Direct measurement of release and assimilation of ammonia in the Gunnera-Nostoc symbiosis

Warwick B. Silvester, Richard Parsons, Peter W. Watt

Research output: Contribution to journalArticlepeer-review

Abstract

In Gunnera, Nostoc cells invade secretory tissue forming well defined symbiotic areas within the stems and are termed internal nodules (Silvester, 1976). Excised, but intact, internal stem Nostoc nodules taken from Gunnera magellanica show light-stimulated nitrogenase activity and release a small, but measurable, proportion of their current N2 fixation as NH3 into the external solution. When nodules are disrupted and Nostoc extracted anaerobically, 90% or more of the estimated N2 fixation is released from the Nostoc cells as NH3 into the surrounding medium. Use of 15N2 confirmed that only 12 % of N2 fixed is retained within the cells of Nostoc. The remaining 88 % was identified as NH3 released outside the cells.
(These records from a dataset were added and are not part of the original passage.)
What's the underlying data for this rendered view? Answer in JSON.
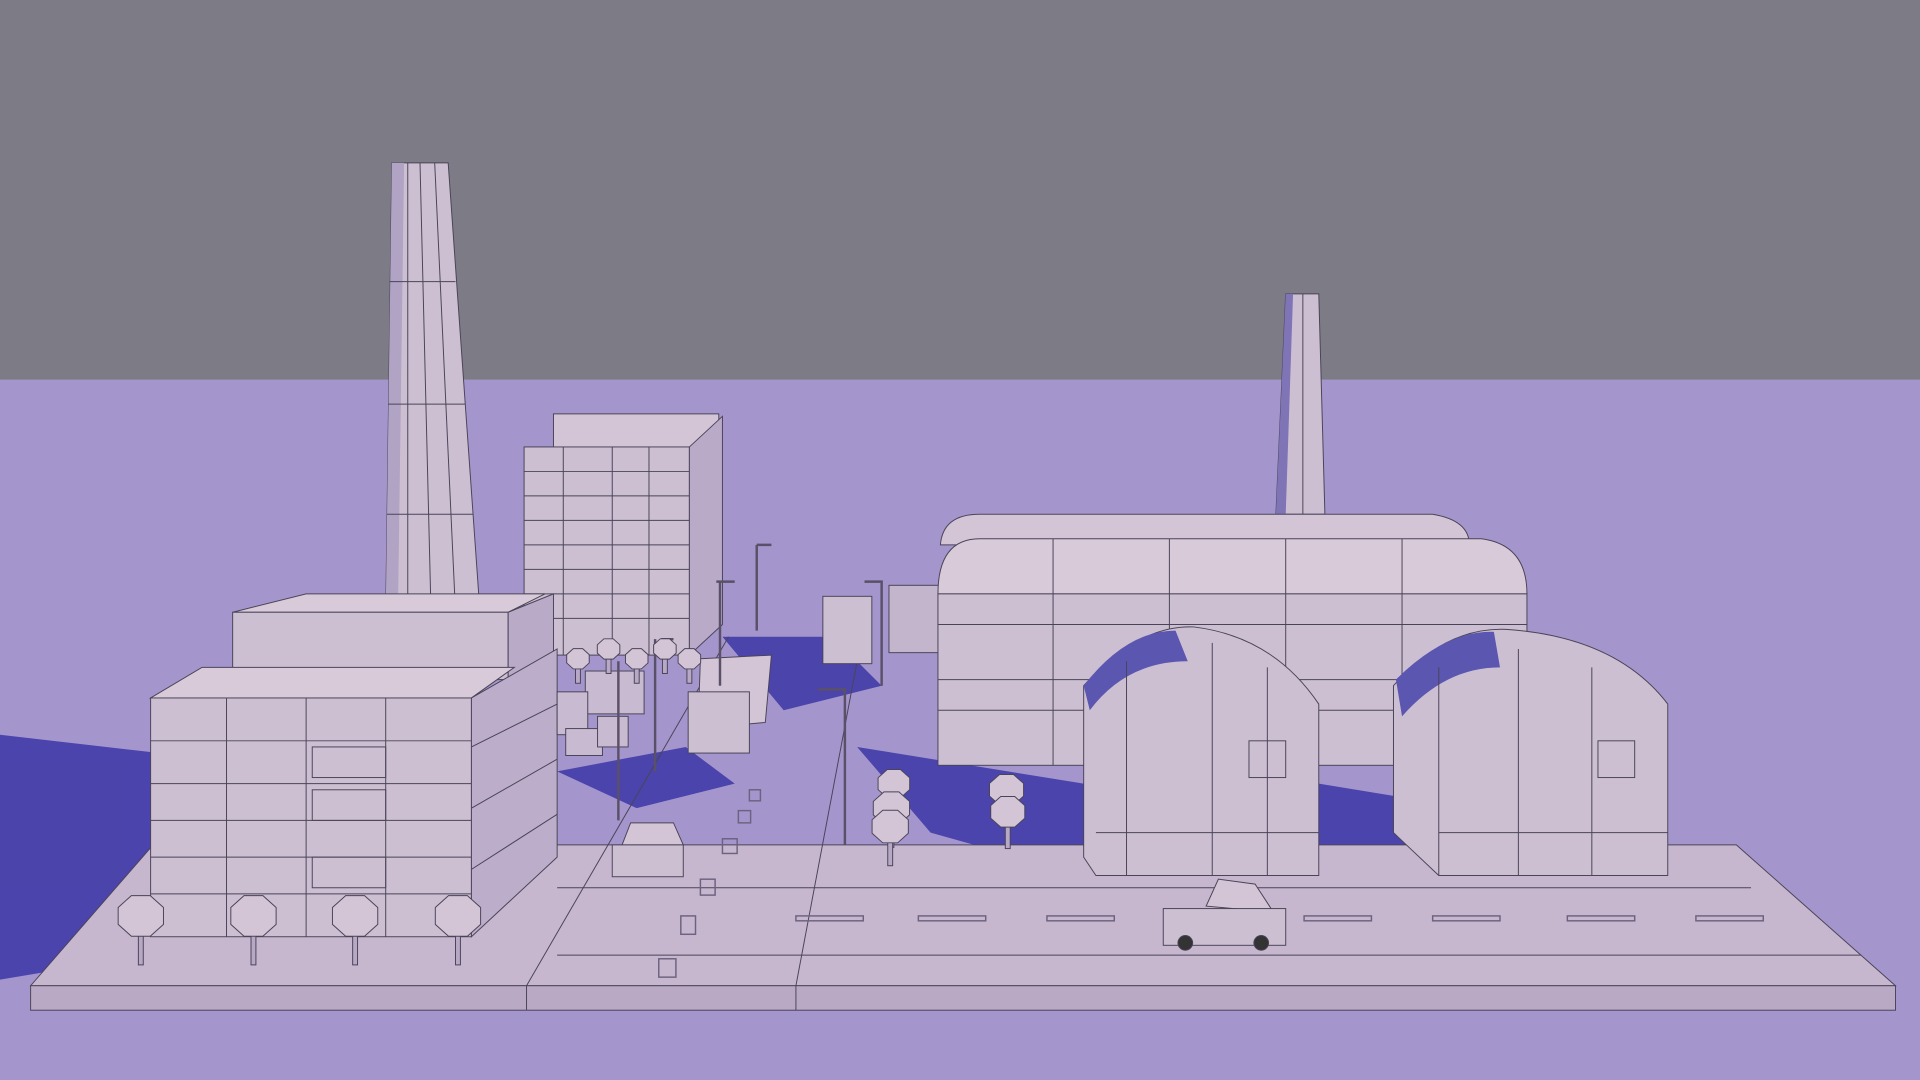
{
  "scene": {
    "colors": {
      "sky": "#7d7b86",
      "ground": "#a496cc",
      "building": "#cdbfd2",
      "building_side": "#b9abc8",
      "roof": "#d8cad8",
      "shadow": "#3b36a6",
      "glass": "#5b56b0",
      "wire": "#4a4458"
    },
    "objects": [
      "smokestack-left",
      "smokestack-right",
      "factory-building",
      "office-tower",
      "warehouse",
      "hangar-left",
      "hangar-right",
      "trees",
      "street-lamps",
      "cars",
      "truck",
      "road-platform"
    ]
  }
}
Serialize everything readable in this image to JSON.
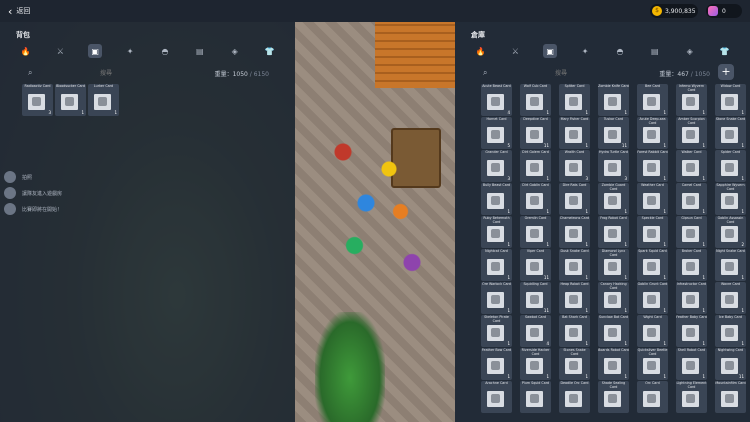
{
  "topbar": {
    "back_label": "返回",
    "coins": "3,900,835",
    "gems": "0"
  },
  "backpack": {
    "title": "背包",
    "search_placeholder": "搜尋",
    "capacity_label": "重量：",
    "capacity_used": "1050",
    "capacity_max": "/ 6150",
    "items": [
      {
        "name": "Radioactiv Card",
        "count": "3"
      },
      {
        "name": "Bloodsucker Card",
        "count": "1"
      },
      {
        "name": "Lurker Card",
        "count": "1"
      }
    ]
  },
  "warehouse": {
    "title": "倉庫",
    "search_placeholder": "搜尋",
    "capacity_label": "重量：",
    "capacity_used": "467",
    "capacity_max": "/ 1050",
    "items": [
      {
        "name": "Acute Beast Card",
        "count": "4"
      },
      {
        "name": "Wolf Cub Card",
        "count": "1"
      },
      {
        "name": "Spitter Card",
        "count": "1"
      },
      {
        "name": "Zombie Knife Card",
        "count": "1"
      },
      {
        "name": "Bee Card",
        "count": "1"
      },
      {
        "name": "Inferno Wyvern Card",
        "count": "1"
      },
      {
        "name": "Widow Card",
        "count": "1"
      },
      {
        "name": "",
        "count": ""
      },
      {
        "name": "Hornet Card",
        "count": "5"
      },
      {
        "name": "Deepdive Card",
        "count": "11"
      },
      {
        "name": "Mary Fisher Card",
        "count": "1"
      },
      {
        "name": "Tuskor Card",
        "count": "11"
      },
      {
        "name": "Acute Deep-sea Card",
        "count": "1"
      },
      {
        "name": "Amber Scorpion Card",
        "count": "1"
      },
      {
        "name": "Stone Snake Card",
        "count": "1"
      },
      {
        "name": "",
        "count": ""
      },
      {
        "name": "Grander Card",
        "count": "3"
      },
      {
        "name": "Dirt Golem Card",
        "count": "1"
      },
      {
        "name": "Wraith Card",
        "count": "3"
      },
      {
        "name": "Hydra Turtle Card",
        "count": "3"
      },
      {
        "name": "Forest Rabbit Card",
        "count": "1"
      },
      {
        "name": "Walker Card",
        "count": "1"
      },
      {
        "name": "Spider Card",
        "count": "1"
      },
      {
        "name": "",
        "count": ""
      },
      {
        "name": "Bully Beast Card",
        "count": "1"
      },
      {
        "name": "Dirt Goblin Card",
        "count": "1"
      },
      {
        "name": "Dire Rats Card",
        "count": "1"
      },
      {
        "name": "Zombie Guard Card",
        "count": "1"
      },
      {
        "name": "Weather Card",
        "count": "1"
      },
      {
        "name": "Camel Card",
        "count": "1"
      },
      {
        "name": "Sapphire Wyvern Card",
        "count": "1"
      },
      {
        "name": "",
        "count": ""
      },
      {
        "name": "Ruby Behemoth Card",
        "count": "1"
      },
      {
        "name": "Gremlin Card",
        "count": "1"
      },
      {
        "name": "Chameleons Card",
        "count": "1"
      },
      {
        "name": "Frog Robot Card",
        "count": "1"
      },
      {
        "name": "Speckle Card",
        "count": "1"
      },
      {
        "name": "Gipsun Card",
        "count": "1"
      },
      {
        "name": "Goblin Assassin Card",
        "count": "2"
      },
      {
        "name": "",
        "count": ""
      },
      {
        "name": "Nightcat Card",
        "count": "1"
      },
      {
        "name": "Viper Card",
        "count": "11"
      },
      {
        "name": "Dusk Snake Card",
        "count": "1"
      },
      {
        "name": "Diamond Lynx Card",
        "count": "1"
      },
      {
        "name": "Spark Squid Card",
        "count": "1"
      },
      {
        "name": "Broker Card",
        "count": "1"
      },
      {
        "name": "Night Snake Card",
        "count": "1"
      },
      {
        "name": "",
        "count": ""
      },
      {
        "name": "Ore Warlock Card",
        "count": "1"
      },
      {
        "name": "Squidling Card",
        "count": "11"
      },
      {
        "name": "Heap Robot Card",
        "count": "1"
      },
      {
        "name": "Canary Hacking Card",
        "count": "1"
      },
      {
        "name": "Goblin Grunt Card",
        "count": "1"
      },
      {
        "name": "Infrastructor Card",
        "count": "1"
      },
      {
        "name": "Wavre Card",
        "count": "1"
      },
      {
        "name": "",
        "count": ""
      },
      {
        "name": "Skeleton Pirate Card",
        "count": "1"
      },
      {
        "name": "Sawbot Card",
        "count": "4"
      },
      {
        "name": "Bat Shark Card",
        "count": "1"
      },
      {
        "name": "Sunclaw Bat Card",
        "count": "1"
      },
      {
        "name": "Wight Card",
        "count": "1"
      },
      {
        "name": "Feather Baby Card",
        "count": "1"
      },
      {
        "name": "Ice Baby Card",
        "count": "1"
      },
      {
        "name": "",
        "count": ""
      },
      {
        "name": "Feather Bow Card",
        "count": "1"
      },
      {
        "name": "Riverside Hacker Card",
        "count": "1"
      },
      {
        "name": "Stones Snake Card",
        "count": "1"
      },
      {
        "name": "Boards Robot Card",
        "count": "1"
      },
      {
        "name": "Quicksilver Beetle Card",
        "count": "1"
      },
      {
        "name": "Shell Robot Card",
        "count": "1"
      },
      {
        "name": "Nightwing Card",
        "count": "11"
      },
      {
        "name": "",
        "count": ""
      },
      {
        "name": "Arachne Card",
        "count": ""
      },
      {
        "name": "Plum Squid Card",
        "count": ""
      },
      {
        "name": "Deadlie Orc Card",
        "count": ""
      },
      {
        "name": "Shade Sealing Card",
        "count": ""
      },
      {
        "name": "Orc Card",
        "count": ""
      },
      {
        "name": "Lightning Element Card",
        "count": ""
      },
      {
        "name": "Mountainfilm Card",
        "count": ""
      },
      {
        "name": "",
        "count": ""
      }
    ]
  },
  "chat": [
    {
      "text": "拍照"
    },
    {
      "text": "讓隊友進入遊戲房"
    },
    {
      "text": "比賽即將在開始！"
    }
  ],
  "tabs": [
    {
      "icon": "fire-icon",
      "glyph": "🔥"
    },
    {
      "icon": "sword-icon",
      "glyph": "⚔"
    },
    {
      "icon": "card-icon",
      "glyph": "▣"
    },
    {
      "icon": "crosshair-icon",
      "glyph": "✦"
    },
    {
      "icon": "helmet-icon",
      "glyph": "◓"
    },
    {
      "icon": "book-icon",
      "glyph": "▤"
    },
    {
      "icon": "eraser-icon",
      "glyph": "◈"
    },
    {
      "icon": "shirt-icon",
      "glyph": "👕"
    }
  ]
}
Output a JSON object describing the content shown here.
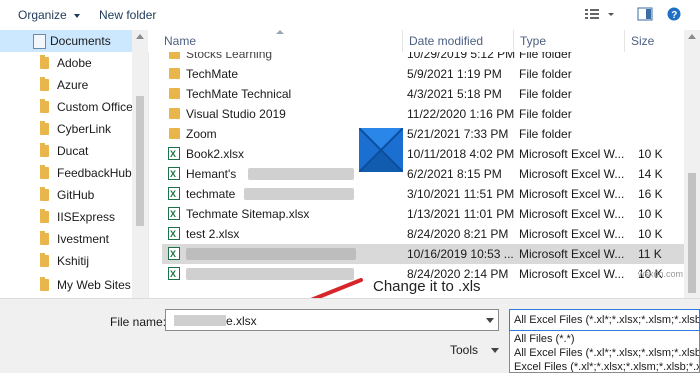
{
  "toolbar": {
    "organize": "Organize",
    "new_folder": "New folder"
  },
  "nav": {
    "items": [
      {
        "label": "Documents",
        "selected": true
      },
      {
        "label": "Adobe"
      },
      {
        "label": "Azure"
      },
      {
        "label": "Custom Office"
      },
      {
        "label": "CyberLink"
      },
      {
        "label": "Ducat"
      },
      {
        "label": "FeedbackHub"
      },
      {
        "label": "GitHub"
      },
      {
        "label": "IISExpress"
      },
      {
        "label": "Ivestment"
      },
      {
        "label": "Kshitij"
      },
      {
        "label": "My Web Sites"
      }
    ]
  },
  "columns": {
    "name": "Name",
    "date": "Date modified",
    "type": "Type",
    "size": "Size"
  },
  "files": [
    {
      "name": "Stocks Learning",
      "date": "10/29/2019 5:12 PM",
      "type": "File folder",
      "size": "",
      "icon": "folder"
    },
    {
      "name": "TechMate",
      "date": "5/9/2021 1:19 PM",
      "type": "File folder",
      "size": "",
      "icon": "folder"
    },
    {
      "name": "TechMate Technical",
      "date": "4/3/2021 5:18 PM",
      "type": "File folder",
      "size": "",
      "icon": "folder"
    },
    {
      "name": "Visual Studio 2019",
      "date": "11/22/2020 1:16 PM",
      "type": "File folder",
      "size": "",
      "icon": "folder"
    },
    {
      "name": "Zoom",
      "date": "5/21/2021 7:33 PM",
      "type": "File folder",
      "size": "",
      "icon": "folder"
    },
    {
      "name": "Book2.xlsx",
      "date": "10/11/2018 4:02 PM",
      "type": "Microsoft Excel W...",
      "size": "10 K",
      "icon": "excel"
    },
    {
      "name": "Hemant's",
      "date": "6/2/2021 8:15 PM",
      "type": "Microsoft Excel W...",
      "size": "14 K",
      "icon": "excel"
    },
    {
      "name": "techmate",
      "date": "3/10/2021 11:51 PM",
      "type": "Microsoft Excel W...",
      "size": "16 K",
      "icon": "excel"
    },
    {
      "name": "Techmate Sitemap.xlsx",
      "date": "1/13/2021 11:01 PM",
      "type": "Microsoft Excel W...",
      "size": "10 K",
      "icon": "excel"
    },
    {
      "name": "test 2.xlsx",
      "date": "8/24/2020 8:21 PM",
      "type": "Microsoft Excel W...",
      "size": "10 K",
      "icon": "excel"
    },
    {
      "name": "",
      "date": "10/16/2019 10:53 ...",
      "type": "Microsoft Excel W...",
      "size": "11 K",
      "icon": "excel",
      "selected": true
    },
    {
      "name": "",
      "date": "8/24/2020 2:14 PM",
      "type": "Microsoft Excel W...",
      "size": "10 K",
      "icon": "excel"
    }
  ],
  "bottom": {
    "file_name_label": "File name:",
    "file_name_value": "e.xlsx",
    "file_type_value": "All Excel Files (*.xl*;*.xlsx;*.xlsm;*.xlsb;*.",
    "type_options": [
      "All Files (*.*)",
      "All Excel Files (*.xl*;*.xlsx;*.xlsm;*.xlsb;*.",
      "Excel Files (*.xl*;*.xlsx;*.xlsm;*.xlsb;*.xlam;*.x"
    ],
    "tools": "Tools"
  },
  "annotation": {
    "text": "Change it to .xls",
    "color": "#d7262b"
  },
  "watermark": "wsxdn.com"
}
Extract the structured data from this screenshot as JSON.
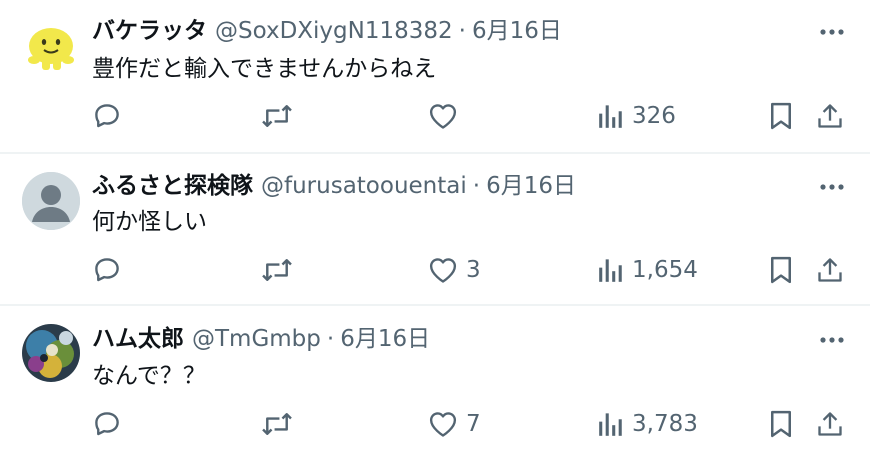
{
  "colors": {
    "text": "#0f1419",
    "secondary": "#536471",
    "divider": "#eff3f4"
  },
  "tweets": [
    {
      "display_name": "バケラッタ",
      "handle": "@SoxDXiygN118382",
      "separator": "·",
      "date": "6月16日",
      "text": "豊作だと輸入できませんからねえ",
      "avatar": "yellow-character-avatar",
      "likes": "",
      "views": "326"
    },
    {
      "display_name": "ふるさと探検隊",
      "handle": "@furusatoouentai",
      "separator": "·",
      "date": "6月16日",
      "text": "何か怪しい",
      "avatar": "default-person-avatar",
      "likes": "3",
      "views": "1,654"
    },
    {
      "display_name": "ハム太郎",
      "handle": "@TmGmbp",
      "separator": "·",
      "date": "6月16日",
      "text": "なんで？？",
      "avatar": "colorful-photo-avatar",
      "likes": "7",
      "views": "3,783"
    }
  ]
}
Within the intact nodule system, 15N2 uptake showed that 2-5 % of recently fixed N2 remains within the Nostoc cells and up to 30% of extracellular N is in asparagine after 1 h. Evidence is presented that stimulation of nitrogenase by light in the intact Gunnera/Nostoc system produces more NH3 than can be assimilated by the host cells, resulting in significant NH3 accumulation.

Original languageEnglish
Pages (from-to)617-625
Number of pages9
JournalNew Phytologist
Volume132
Issue number4
DOIs
Publication statusPublished - 1 Jan 1996

Keywords

  • Ammonia
  • Asparagine
  • Gunnera
  • N fixation
  • Nostoc

Fingerprint

Dive into the research topics of 'Direct measurement of release and assimilation of ammonia in the Gunnera-Nostoc symbiosis'. Together they form a unique fingerprint.

Cite this